Accounting Fraud Examination Concepts
-Spring 2013 –
Florida Atlantic University
April 25, 2013
The use of analytical procedures on financial data to asses risk and detect fraud is standard practice for auditors; however, using only financial data has been shown to be ineffective in uncovering many frauds. (3-Brazel) Auditors and forensic accountants find that when nonfinancial performance measures and financial data are compared inconsistencies can be exposed, and fraud risk revealed, that otherwise would have gone ...view middle of the document...
Given only this information an auditor would have little cause for alarm and asses risk of fraud to be low.
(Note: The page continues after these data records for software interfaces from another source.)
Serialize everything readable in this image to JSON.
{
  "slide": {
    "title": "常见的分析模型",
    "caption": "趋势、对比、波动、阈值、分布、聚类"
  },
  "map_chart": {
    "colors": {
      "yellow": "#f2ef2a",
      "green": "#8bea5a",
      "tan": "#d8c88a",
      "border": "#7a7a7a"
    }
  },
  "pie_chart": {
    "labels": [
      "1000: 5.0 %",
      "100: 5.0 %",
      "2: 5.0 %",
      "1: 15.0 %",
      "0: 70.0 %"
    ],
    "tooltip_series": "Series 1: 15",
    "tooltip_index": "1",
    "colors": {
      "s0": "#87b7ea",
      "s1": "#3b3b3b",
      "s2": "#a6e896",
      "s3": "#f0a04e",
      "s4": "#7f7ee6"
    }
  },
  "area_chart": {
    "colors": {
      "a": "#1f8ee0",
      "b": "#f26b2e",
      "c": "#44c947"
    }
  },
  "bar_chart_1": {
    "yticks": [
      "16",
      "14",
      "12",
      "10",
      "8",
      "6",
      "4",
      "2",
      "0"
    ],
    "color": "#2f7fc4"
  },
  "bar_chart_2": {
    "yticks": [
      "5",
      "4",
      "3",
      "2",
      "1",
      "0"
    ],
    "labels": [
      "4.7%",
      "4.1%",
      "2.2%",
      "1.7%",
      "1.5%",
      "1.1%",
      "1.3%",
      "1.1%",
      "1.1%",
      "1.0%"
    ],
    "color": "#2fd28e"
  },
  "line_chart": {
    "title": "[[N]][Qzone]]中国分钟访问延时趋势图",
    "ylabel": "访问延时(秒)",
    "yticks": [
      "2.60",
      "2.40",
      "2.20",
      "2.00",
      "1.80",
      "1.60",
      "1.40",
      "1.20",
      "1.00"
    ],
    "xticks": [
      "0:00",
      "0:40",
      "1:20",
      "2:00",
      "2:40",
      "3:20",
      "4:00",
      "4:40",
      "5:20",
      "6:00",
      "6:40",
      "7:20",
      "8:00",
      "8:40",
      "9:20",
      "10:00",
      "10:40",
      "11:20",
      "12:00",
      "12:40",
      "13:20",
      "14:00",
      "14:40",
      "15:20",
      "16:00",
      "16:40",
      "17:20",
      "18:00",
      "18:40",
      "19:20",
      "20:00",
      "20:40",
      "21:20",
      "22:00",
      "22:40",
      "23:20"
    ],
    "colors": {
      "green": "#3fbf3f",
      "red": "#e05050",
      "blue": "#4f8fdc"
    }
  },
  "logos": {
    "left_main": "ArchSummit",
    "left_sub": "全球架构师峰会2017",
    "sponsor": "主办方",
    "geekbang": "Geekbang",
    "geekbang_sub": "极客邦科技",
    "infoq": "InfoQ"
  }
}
Why then would The Public Company Accounting Oversight Board (PCAOB) encourage the use of Non-Financial Performance Measures and concluded that “analytical procedures using only financial statement data are likely to be ineffective in detecting fraud” (PCAOB 2004, 16) The use of non-financial measures can reveal possible risk and financial statement fraud even though Corporation X appears vital there are non-financial performance measure available to look further into the claims made by management in the financial statements.
Financial Statement Information: Corporation X
| 2009 | % 0f Sales | 2010 | % 0f Sales | Change from Prior Year | 2011 | % 0f Sales | Change from Prior Year |
Revenue | $400,000 | 100% | $450,000 | 100% | 12.50% | $500,000 | 100% | 11.10% |
Cost of Goods Sold | 80,000 | 20% | 90,000 | 20% | 12.50% | 100,000 | 20% | 11.10% |
Gross Margin | 320,000 | 80% | 360,000 | 80% | 12.50% | 400,000 | 80% | 11.10% |
Operating Expenses | 280,000 | 70% | 315,000 | 70% | 10.70% | 350,000 | 70% | 12.90% |
Net Income | $40,000 | 10% | $45,000 | 10% | 12.50% | $50,000 | 10% | 11.10% |
| | | | | | | | |
Figure 1: (AAA)
Employee head counts are a commonly available non-financial performance measure (NFM). Changing the number of employees to affect expenses fraudulently is difficult. Industries will have a similar rate at which the head counts increase along with revenue, look to the IRS, state, local municipalities, and 10k filings to provide records supporting employee numbers and industry norms. “Comparing historical changes in employee numbers with current changes will help in assessing if revenue is being reported accurately”. (AAA) If physical assets and employees are complements, then a decrease in employees relative to total assets could signal overstated asset balances.(Dechow) Researching and including information regarding employee numbers provides reliable non-financial audit evidence.
Independently acquired customer satisfaction survey results are readily available for virtually every industry. While survey results don’t provide much insight by themselves they can be used in conjunction with another NFM to compare if revenue claims are valid. Figure 2 (below) compares Corporation X’s revenue with two sources of publicly available non-financial data, the employee head count and the JD Power Customer Satisfaction Rating. Note that Corporation X had steady positive revenue growth year over year for the 2009-2011 periods; the period 2009-2010 employee numbers increased nearly as much as revenue while revenue grew about the same in the next period the corporation reports an 18% drop in the number of employees. Concurrently Corporation X had a steady satisfaction rating 2009-2010 but suffered a 13% decrease in its customer satisfaction rating in 2011. The figures beg the question:...